Study material
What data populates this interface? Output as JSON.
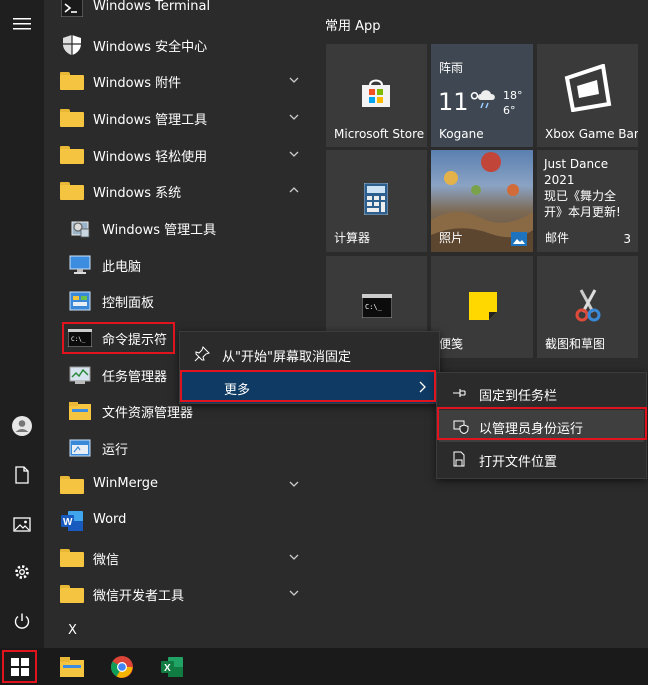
{
  "app_list": {
    "items": [
      {
        "label": "Windows Terminal",
        "icon": "terminal-icon"
      },
      {
        "label": "Windows 安全中心",
        "icon": "shield-icon"
      },
      {
        "label": "Windows 附件",
        "icon": "folder-icon"
      },
      {
        "label": "Windows 管理工具",
        "icon": "folder-icon"
      },
      {
        "label": "Windows 轻松使用",
        "icon": "folder-icon"
      },
      {
        "label": "Windows 系统",
        "icon": "folder-icon"
      },
      {
        "label": "Windows 管理工具",
        "icon": "admin-tools-icon"
      },
      {
        "label": "此电脑",
        "icon": "computer-icon"
      },
      {
        "label": "控制面板",
        "icon": "control-panel-icon"
      },
      {
        "label": "命令提示符",
        "icon": "cmd-icon"
      },
      {
        "label": "任务管理器",
        "icon": "task-manager-icon"
      },
      {
        "label": "文件资源管理器",
        "icon": "file-explorer-icon"
      },
      {
        "label": "运行",
        "icon": "run-icon"
      },
      {
        "label": "WinMerge",
        "icon": "folder-icon"
      },
      {
        "label": "Word",
        "icon": "word-icon"
      },
      {
        "label": "微信",
        "icon": "folder-icon"
      },
      {
        "label": "微信开发者工具",
        "icon": "folder-icon"
      },
      {
        "label": "X",
        "icon": ""
      }
    ]
  },
  "tiles": {
    "group_title": "常用 App",
    "ms_store": "Microsoft Store",
    "weather": {
      "condition": "阵雨",
      "temp": "11°",
      "high": "18°",
      "low": "6°",
      "city": "Kogane"
    },
    "xbox": "Xbox Game Bar",
    "calculator": "计算器",
    "photos": "照片",
    "mail": {
      "title_line1": "Just Dance",
      "title_line2": "2021",
      "text_line1": "现已《舞力全",
      "text_line2": "开》本月更新!",
      "label": "邮件",
      "count": "3"
    },
    "cmd_tile": "",
    "sticky": "便笺",
    "snip": "截图和草图"
  },
  "context_menu": {
    "unpin": "从\"开始\"屏幕取消固定",
    "more": "更多"
  },
  "submenu": {
    "pin_taskbar": "固定到任务栏",
    "run_admin": "以管理员身份运行",
    "open_location": "打开文件位置"
  },
  "colors": {
    "highlight": "#e0141e",
    "accent_blue": "#0f3a63",
    "tile_bg": "#3a3a3a"
  }
}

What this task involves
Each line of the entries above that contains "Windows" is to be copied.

Completed task
        "label": "Windows Terminal",
        "label": "Windows 安全中心",
        "label": "Windows 附件",
        "label": "Windows 管理工具",
        "label": "Windows 轻松使用",
        "label": "Windows 系统",
        "label": "Windows 管理工具",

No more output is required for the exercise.